Podocarpus lophatus de Laub.


Restricted to two mountains in the Philippines where mining and deforestation are potential threats


Philippines: currently, this species is only known from herbarium specimens collected near the summit of Mt. Tapulao in Luzon and Mt Halcon in Mindoro.

This species is only known from two (sub)populations on two mountains on different large islands. It remains poorly known and may well occur on other mountains; it may not have been recognized as distinct from e.g. P. pilgeri, which has similar leaves and can be a shrub as well as a large tree.

Habitat and Ecology

Podocarpus lophatus is a species of mountain summits and upper slopes, where it occurs in 'heath', scrubland and upper montane, low canopy mossy forest. Its altitudinal range is from 1800 to 2585 metres above sea-level (the summit of Mt. Halcon). On Mt. Halcon it is very common; its abundance in the type locality on Mt. Tapulao is not mentioned.

Conservation Status

Global status

Vulnerable D2

Global rationale

Known from two locations: Mt Tapulao on Luzon and Mt Halcon on Mindoro. Although the lower slopes and some parts of the summit area of Mt Tapulao have been disturbed in the past through chromite mining, the extent that this has effected this species is uncertain. On Mt Halcon, the upper forests where this species is relatively common is still intact. Due to its restricted distribution, P. lophatus is assessed as Vulnerable under criterion D2. Further field surveys are required to establish the extent of its distribution and the status of its populations. This species remains poorly known both taxonomically and in terms of its distribution.

Global threats

Although no immediate threats are putting this species in danger of extinction, the fact that it is still only known from two separate mountains in the Philippines, at one of which at least it was said to be abundant in 1995, puts it under the D criterion as within a threatened category. On Mt. Halcon deforestation and logging (‘pit-sawing’) effect most of the eastern slopes below 1,000 m. The upper low-canopy forest is still intact. On Mt. Tapulao past mining activity (chrome and other metals) has caused destruction of the vegetation in the summit area and has likely impacted this (sub)population.

Conservation Actions

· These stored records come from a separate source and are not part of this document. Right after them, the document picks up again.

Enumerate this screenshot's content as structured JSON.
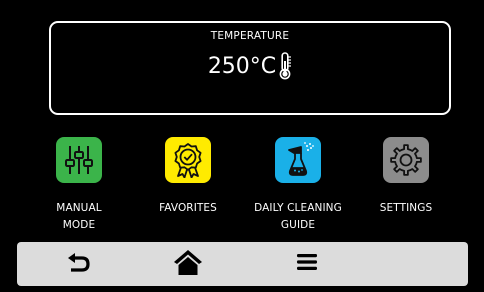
{
  "temperature": {
    "label": "TEMPERATURE",
    "value": "250°C"
  },
  "tiles": [
    {
      "label": "MANUAL\nMODE",
      "icon": "sliders-icon",
      "color": "#3bb44a"
    },
    {
      "label": "FAVORITES",
      "icon": "award-ribbon-icon",
      "color": "#ffeb00"
    },
    {
      "label": "DAILY CLEANING\nGUIDE",
      "icon": "spray-bottle-icon",
      "color": "#1ab0e8"
    },
    {
      "label": "SETTINGS",
      "icon": "gear-icon",
      "color": "#8c8c8c"
    }
  ],
  "bottom_nav": {
    "buttons": [
      "back-icon",
      "home-icon",
      "menu-icon"
    ]
  }
}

Neither of the two mountains are officially protected although Mt. Tapulao has been proposed as a Protected Area for Eco-Tourism. This would also involve the banning of any further mining. Mt. Halcon is the “domain” of an indigenous tribe who have rights to its use (i.e. exploitation of natural resources).